Work instruction: Each entry must be copied exactly, without omission.
BEGIN Data shown
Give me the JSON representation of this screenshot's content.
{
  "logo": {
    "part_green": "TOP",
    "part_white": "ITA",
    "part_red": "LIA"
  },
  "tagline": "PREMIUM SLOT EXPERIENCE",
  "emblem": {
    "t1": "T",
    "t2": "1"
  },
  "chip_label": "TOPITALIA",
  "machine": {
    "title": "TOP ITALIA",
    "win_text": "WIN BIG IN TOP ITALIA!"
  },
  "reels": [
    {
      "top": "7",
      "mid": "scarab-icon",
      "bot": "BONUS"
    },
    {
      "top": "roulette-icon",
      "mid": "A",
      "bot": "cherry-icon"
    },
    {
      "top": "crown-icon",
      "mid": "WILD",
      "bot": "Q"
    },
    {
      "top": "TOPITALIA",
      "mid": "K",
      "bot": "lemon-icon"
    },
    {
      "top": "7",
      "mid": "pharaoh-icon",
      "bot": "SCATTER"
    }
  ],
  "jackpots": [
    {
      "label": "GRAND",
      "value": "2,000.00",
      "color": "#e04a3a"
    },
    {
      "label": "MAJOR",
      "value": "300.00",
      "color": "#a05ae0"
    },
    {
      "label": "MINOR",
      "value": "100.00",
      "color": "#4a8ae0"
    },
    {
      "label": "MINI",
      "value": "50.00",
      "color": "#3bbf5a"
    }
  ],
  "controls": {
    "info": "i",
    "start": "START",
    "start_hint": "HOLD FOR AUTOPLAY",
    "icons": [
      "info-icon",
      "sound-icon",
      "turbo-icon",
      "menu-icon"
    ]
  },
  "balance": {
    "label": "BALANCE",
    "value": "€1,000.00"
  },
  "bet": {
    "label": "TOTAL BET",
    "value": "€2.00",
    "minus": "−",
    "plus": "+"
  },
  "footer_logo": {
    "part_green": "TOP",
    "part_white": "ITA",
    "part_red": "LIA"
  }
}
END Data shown
Answer:
Give me the JSON representation of this screenshot's content.
{
  "logo": {
    "part_green": "TOP",
    "part_white": "ITA",
    "part_red": "LIA"
  },
  "tagline": "PREMIUM SLOT EXPERIENCE",
  "emblem": {
    "t1": "T",
    "t2": "1"
  },
  "chip_label": "TOPITALIA",
  "machine": {
    "title": "TOP ITALIA",
    "win_text": "WIN BIG IN TOP ITALIA!"
  },
  "reels": [
    {
      "top": "7",
      "mid": "scarab-icon",
      "bot": "BONUS"
    },
    {
      "top": "roulette-icon",
      "mid": "A",
      "bot": "cherry-icon"
    },
    {
      "top": "crown-icon",
      "mid": "WILD",
      "bot": "Q"
    },
    {
      "top": "TOPITALIA",
      "mid": "K",
      "bot": "lemon-icon"
    },
    {
      "top": "7",
      "mid": "pharaoh-icon",
      "bot": "SCATTER"
    }
  ],
  "jackpots": [
    {
      "label": "GRAND",
      "value": "2,000.00",
      "color": "#e04a3a"
    },
    {
      "label": "MAJOR",
      "value": "300.00",
      "color": "#a05ae0"
    },
    {
      "label": "MINOR",
      "value": "100.00",
      "color": "#4a8ae0"
    },
    {
      "label": "MINI",
      "value": "50.00",
      "color": "#3bbf5a"
    }
  ],
  "controls": {
    "info": "i",
    "start": "START",
    "start_hint": "HOLD FOR AUTOPLAY",
    "icons": [
      "info-icon",
      "sound-icon",
      "turbo-icon",
      "menu-icon"
    ]
  },
  "balance": {
    "label": "BALANCE",
    "value": "€1,000.00"
  },
  "bet": {
    "label": "TOTAL BET",
    "value": "€2.00",
    "minus": "−",
    "plus": "+"
  },
  "footer_logo": {
    "part_green": "TOP",
    "part_white": "ITA",
    "part_red": "LIA"
  }
}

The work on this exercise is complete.